*THE PROBLEM*. Return exactly the lines of the data below, from the one that contains "Decode this image" through the final line, and leave out every picture.

*DATA TO USE*.
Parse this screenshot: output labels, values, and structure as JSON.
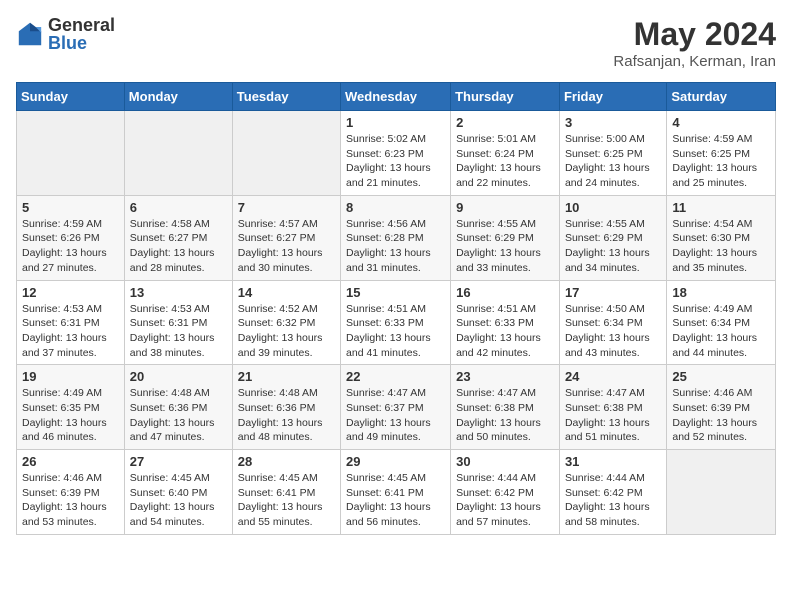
{
  "header": {
    "logo": {
      "general": "General",
      "blue": "Blue"
    },
    "title": "May 2024",
    "subtitle": "Rafsanjan, Kerman, Iran"
  },
  "weekdays": [
    "Sunday",
    "Monday",
    "Tuesday",
    "Wednesday",
    "Thursday",
    "Friday",
    "Saturday"
  ],
  "weeks": [
    [
      {
        "day": "",
        "info": ""
      },
      {
        "day": "",
        "info": ""
      },
      {
        "day": "",
        "info": ""
      },
      {
        "day": "1",
        "info": "Sunrise: 5:02 AM\nSunset: 6:23 PM\nDaylight: 13 hours\nand 21 minutes."
      },
      {
        "day": "2",
        "info": "Sunrise: 5:01 AM\nSunset: 6:24 PM\nDaylight: 13 hours\nand 22 minutes."
      },
      {
        "day": "3",
        "info": "Sunrise: 5:00 AM\nSunset: 6:25 PM\nDaylight: 13 hours\nand 24 minutes."
      },
      {
        "day": "4",
        "info": "Sunrise: 4:59 AM\nSunset: 6:25 PM\nDaylight: 13 hours\nand 25 minutes."
      }
    ],
    [
      {
        "day": "5",
        "info": "Sunrise: 4:59 AM\nSunset: 6:26 PM\nDaylight: 13 hours\nand 27 minutes."
      },
      {
        "day": "6",
        "info": "Sunrise: 4:58 AM\nSunset: 6:27 PM\nDaylight: 13 hours\nand 28 minutes."
      },
      {
        "day": "7",
        "info": "Sunrise: 4:57 AM\nSunset: 6:27 PM\nDaylight: 13 hours\nand 30 minutes."
      },
      {
        "day": "8",
        "info": "Sunrise: 4:56 AM\nSunset: 6:28 PM\nDaylight: 13 hours\nand 31 minutes."
      },
      {
        "day": "9",
        "info": "Sunrise: 4:55 AM\nSunset: 6:29 PM\nDaylight: 13 hours\nand 33 minutes."
      },
      {
        "day": "10",
        "info": "Sunrise: 4:55 AM\nSunset: 6:29 PM\nDaylight: 13 hours\nand 34 minutes."
      },
      {
        "day": "11",
        "info": "Sunrise: 4:54 AM\nSunset: 6:30 PM\nDaylight: 13 hours\nand 35 minutes."
      }
    ],
    [
      {
        "day": "12",
        "info": "Sunrise: 4:53 AM\nSunset: 6:31 PM\nDaylight: 13 hours\nand 37 minutes."
      },
      {
        "day": "13",
        "info": "Sunrise: 4:53 AM\nSunset: 6:31 PM\nDaylight: 13 hours\nand 38 minutes."
      },
      {
        "day": "14",
        "info": "Sunrise: 4:52 AM\nSunset: 6:32 PM\nDaylight: 13 hours\nand 39 minutes."
      },
      {
        "day": "15",
        "info": "Sunrise: 4:51 AM\nSunset: 6:33 PM\nDaylight: 13 hours\nand 41 minutes."
      },
      {
        "day": "16",
        "info": "Sunrise: 4:51 AM\nSunset: 6:33 PM\nDaylight: 13 hours\nand 42 minutes."
      },
      {
        "day": "17",
        "info": "Sunrise: 4:50 AM\nSunset: 6:34 PM\nDaylight: 13 hours\nand 43 minutes."
      },
      {
        "day": "18",
        "info": "Sunrise: 4:49 AM\nSunset: 6:34 PM\nDaylight: 13 hours\nand 44 minutes."
      }
    ],
    [
      {
        "day": "19",
        "info": "Sunrise: 4:49 AM\nSunset: 6:35 PM\nDaylight: 13 hours\nand 46 minutes."
      },
      {
        "day": "20",
        "info": "Sunrise: 4:48 AM\nSunset: 6:36 PM\nDaylight: 13 hours\nand 47 minutes."
      },
      {
        "day": "21",
        "info": "Sunrise: 4:48 AM\nSunset: 6:36 PM\nDaylight: 13 hours\nand 48 minutes."
      },
      {
        "day": "22",
        "info": "Sunrise: 4:47 AM\nSunset: 6:37 PM\nDaylight: 13 hours\nand 49 minutes."
      },
      {
        "day": "23",
        "info": "Sunrise: 4:47 AM\nSunset: 6:38 PM\nDaylight: 13 hours\nand 50 minutes."
      },
      {
        "day": "24",
        "info": "Sunrise: 4:47 AM\nSunset: 6:38 PM\nDaylight: 13 hours\nand 51 minutes."
      },
      {
        "day": "25",
        "info": "Sunrise: 4:46 AM\nSunset: 6:39 PM\nDaylight: 13 hours\nand 52 minutes."
      }
    ],
    [
      {
        "day": "26",
        "info": "Sunrise: 4:46 AM\nSunset: 6:39 PM\nDaylight: 13 hours\nand 53 minutes."
      },
      {
        "day": "27",
        "info": "Sunrise: 4:45 AM\nSunset: 6:40 PM\nDaylight: 13 hours\nand 54 minutes."
      },
      {
        "day": "28",
        "info": "Sunrise: 4:45 AM\nSunset: 6:41 PM\nDaylight: 13 hours\nand 55 minutes."
      },
      {
        "day": "29",
        "info": "Sunrise: 4:45 AM\nSunset: 6:41 PM\nDaylight: 13 hours\nand 56 minutes."
      },
      {
        "day": "30",
        "info": "Sunrise: 4:44 AM\nSunset: 6:42 PM\nDaylight: 13 hours\nand 57 minutes."
      },
      {
        "day": "31",
        "info": "Sunrise: 4:44 AM\nSunset: 6:42 PM\nDaylight: 13 hours\nand 58 minutes."
      },
      {
        "day": "",
        "info": ""
      }
    ]
  ]
}
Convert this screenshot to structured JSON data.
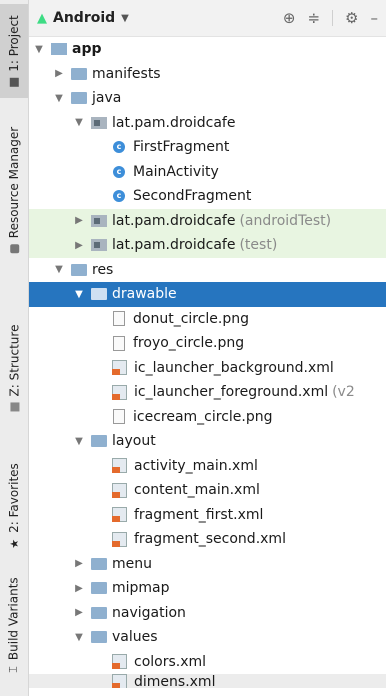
{
  "toolstrip": {
    "tabs": [
      {
        "label": "1: Project",
        "active": true
      },
      {
        "label": "Resource Manager"
      },
      {
        "label": "Z: Structure"
      },
      {
        "label": "2: Favorites"
      },
      {
        "label": "Build Variants"
      }
    ]
  },
  "header": {
    "selector_label": "Android",
    "icons": [
      "target-icon",
      "collapse-icon",
      "gear-icon",
      "minimize-icon"
    ]
  },
  "tree": {
    "app": "app",
    "manifests": "manifests",
    "java": "java",
    "pkg1": "lat.pam.droidcafe",
    "first_fragment": "FirstFragment",
    "main_activity": "MainActivity",
    "second_fragment": "SecondFragment",
    "pkg2": "lat.pam.droidcafe",
    "pkg2_suffix": "(androidTest)",
    "pkg3": "lat.pam.droidcafe",
    "pkg3_suffix": "(test)",
    "res": "res",
    "drawable": "drawable",
    "donut": "donut_circle.png",
    "froyo": "froyo_circle.png",
    "ic_bg": "ic_launcher_background.xml",
    "ic_fg": "ic_launcher_foreground.xml",
    "ic_fg_suffix": "(v2",
    "icecream": "icecream_circle.png",
    "layout": "layout",
    "activity_main": "activity_main.xml",
    "content_main": "content_main.xml",
    "fragment_first": "fragment_first.xml",
    "fragment_second": "fragment_second.xml",
    "menu": "menu",
    "mipmap": "mipmap",
    "navigation": "navigation",
    "values": "values",
    "colors": "colors.xml",
    "partial_last": "dimens.xml"
  }
}
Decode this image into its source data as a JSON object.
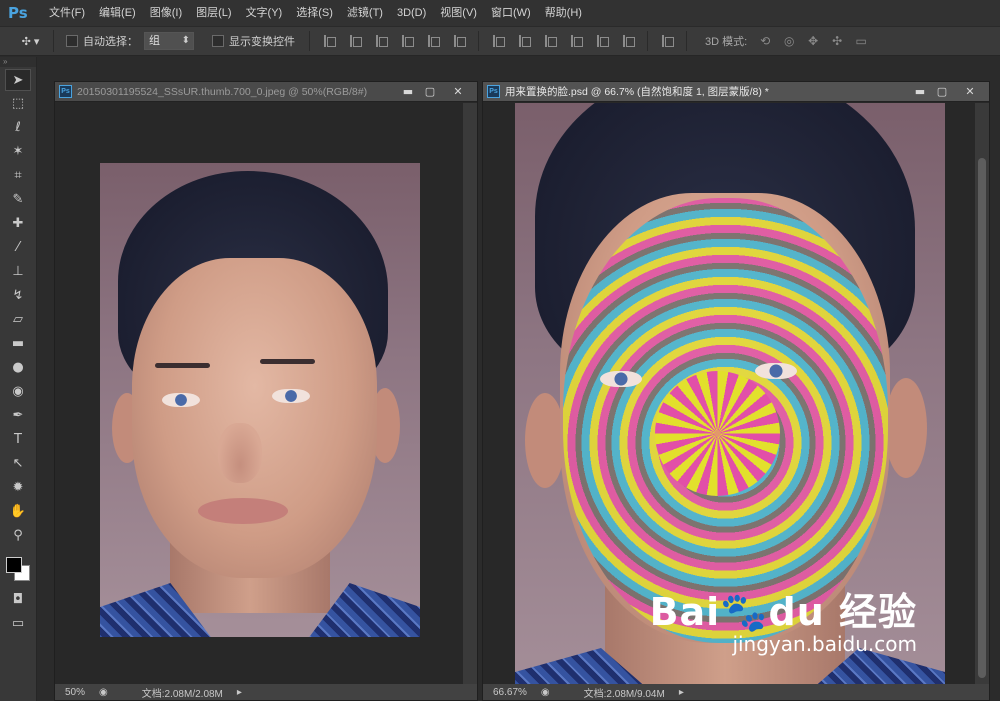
{
  "app": {
    "logo": "Ps"
  },
  "menu": [
    "文件(F)",
    "编辑(E)",
    "图像(I)",
    "图层(L)",
    "文字(Y)",
    "选择(S)",
    "滤镜(T)",
    "3D(D)",
    "视图(V)",
    "窗口(W)",
    "帮助(H)"
  ],
  "options": {
    "auto_select_label": "自动选择：",
    "auto_select_value": "组",
    "show_transform_label": "显示变换控件",
    "mode3d_label": "3D 模式:"
  },
  "tools": [
    "move-tool",
    "marquee-tool",
    "lasso-tool",
    "magic-wand-tool",
    "crop-tool",
    "eyedropper-tool",
    "healing-brush-tool",
    "brush-tool",
    "clone-stamp-tool",
    "history-brush-tool",
    "eraser-tool",
    "gradient-tool",
    "blur-tool",
    "dodge-tool",
    "pen-tool",
    "type-tool",
    "path-selection-tool",
    "custom-shape-tool",
    "hand-tool",
    "zoom-tool"
  ],
  "colors": {
    "foreground": "#000000",
    "background": "#ffffff",
    "accent": "#4aa3df"
  },
  "doc1": {
    "title": "20150301195524_SSsUR.thumb.700_0.jpeg @ 50%(RGB/8#)",
    "zoom": "50%",
    "doc_info": "文档:2.08M/2.08M"
  },
  "doc2": {
    "title": "用来置换的脸.psd @ 66.7% (自然饱和度 1, 图层蒙版/8) *",
    "zoom": "66.67%",
    "doc_info": "文档:2.08M/9.04M"
  },
  "watermark": {
    "logo": "Bai🐾du 经验",
    "url": "jingyan.baidu.com"
  }
}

*YOUR SOLUTION*.
Decode this image into its source data as a JSON object.
{
  "app": {
    "logo": "Ps"
  },
  "menu": [
    "文件(F)",
    "编辑(E)",
    "图像(I)",
    "图层(L)",
    "文字(Y)",
    "选择(S)",
    "滤镜(T)",
    "3D(D)",
    "视图(V)",
    "窗口(W)",
    "帮助(H)"
  ],
  "options": {
    "auto_select_label": "自动选择：",
    "auto_select_value": "组",
    "show_transform_label": "显示变换控件",
    "mode3d_label": "3D 模式:"
  },
  "tools": [
    "move-tool",
    "marquee-tool",
    "lasso-tool",
    "magic-wand-tool",
    "crop-tool",
    "eyedropper-tool",
    "healing-brush-tool",
    "brush-tool",
    "clone-stamp-tool",
    "history-brush-tool",
    "eraser-tool",
    "gradient-tool",
    "blur-tool",
    "dodge-tool",
    "pen-tool",
    "type-tool",
    "path-selection-tool",
    "custom-shape-tool",
    "hand-tool",
    "zoom-tool"
  ],
  "colors": {
    "foreground": "#000000",
    "background": "#ffffff",
    "accent": "#4aa3df"
  },
  "doc1": {
    "title": "20150301195524_SSsUR.thumb.700_0.jpeg @ 50%(RGB/8#)",
    "zoom": "50%",
    "doc_info": "文档:2.08M/2.08M"
  },
  "doc2": {
    "title": "用来置换的脸.psd @ 66.7% (自然饱和度 1, 图层蒙版/8) *",
    "zoom": "66.67%",
    "doc_info": "文档:2.08M/9.04M"
  },
  "watermark": {
    "logo": "Bai🐾du 经验",
    "url": "jingyan.baidu.com"
  }
}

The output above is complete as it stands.